▸ Data for analysis
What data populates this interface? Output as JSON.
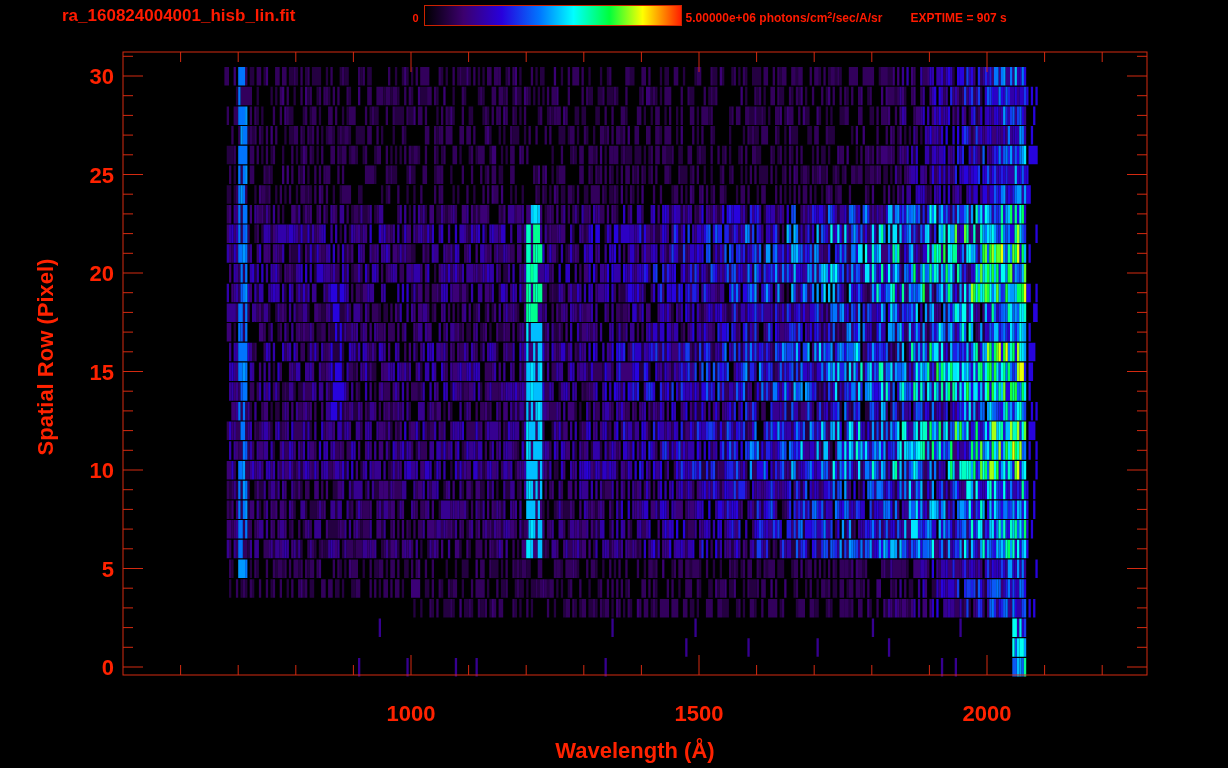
{
  "title": "ra_160824004001_hisb_lin.fit",
  "colorbar": {
    "min_label": "0",
    "max_label": "5.00000e+06 photons/cm$^{2}$/sec/A/sr"
  },
  "exptime": "EXPTIME = 907 s",
  "plot": {
    "xlabel": "Wavelength (Å)",
    "ylabel": "Spatial Row (Pixel)",
    "yticks": [
      "30",
      "25",
      "20",
      "15",
      "10",
      "5",
      "0"
    ],
    "xticks": [
      "1000",
      "1500",
      "2000"
    ]
  }
}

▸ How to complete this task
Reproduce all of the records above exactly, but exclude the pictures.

▸ Exercise result
What data populates this interface? Output as JSON.
{
  "title": "ra_160824004001_hisb_lin.fit",
  "colorbar": {
    "min_label": "0",
    "max_label": "5.00000e+06 photons/cm$^{2}$/sec/A/sr"
  },
  "exptime": "EXPTIME = 907 s",
  "plot": {
    "xlabel": "Wavelength (Å)",
    "ylabel": "Spatial Row (Pixel)",
    "yticks": [
      "30",
      "25",
      "20",
      "15",
      "10",
      "5",
      "0"
    ],
    "xticks": [
      "1000",
      "1500",
      "2000"
    ]
  }
}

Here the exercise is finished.